Ada and Laura are in a hospital waiting room in the early hours of the morning. They have been together for 15 years, and their son is in the operating theatre after an accident.
We have already seen a brief prologue about islands being distrupted by a baby island in their midst before equilibrium reigns, as Ada pours water between three cups and tells us about Hunga Tonga’s birth and obliteration.
Laura is the upbeat one on the surface. A cop who is practical, caring, and positive, she contrasts with Ada’s peevish worrying before both find the waiting and the sterile atmosphere make them needle each other and pick at scabs which may have healed.
There are moments where both characters have a chance to confess to the audience about their relationship and their deepest feelings. The Island is a play of intensity, love, and contradiction, directed with care by Jessica Lazar.
Questions are asked and left unanswered – Ada, the teacher, prays, Laura, the pragmatic, pauses, both wrestle with their guilt at longing for a child but secretly hoping for freedom. Samuel, although loved and “special” needs constant attention and will never speak, enjoy a story, or cuddle.

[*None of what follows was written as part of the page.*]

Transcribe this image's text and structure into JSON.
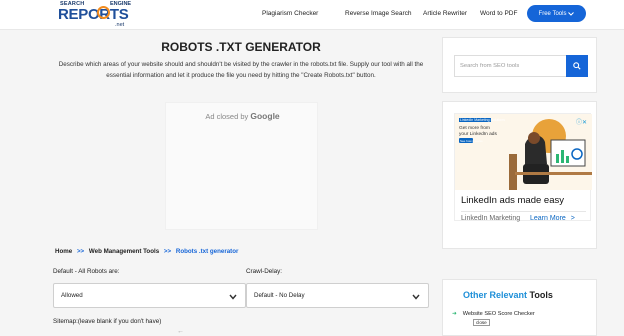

The Island, written by Juan Carlos Rubio and presented in Tim Gutteridge’s translation, captures the shorthand of a long relationship while being realistic about the small moments of coffee spills, phone texts, and bad jokes.
Under the harsh fluorescent lights of the waiting room, Rebecca Crankshaw’s Ada and Rebecca Banatvala’s Laura are fully-formed creations who take us on their journey and eventual resolution. Both actors impress in a script that twists and turns.
Sorcha Corcoran’s set suggests sterility, sex, blood, lava, and anguish in its red plastic rectangle, enhanced by light flickers and mist. This is a raw, tense, and honest piece that surprises even if you know the basic premise.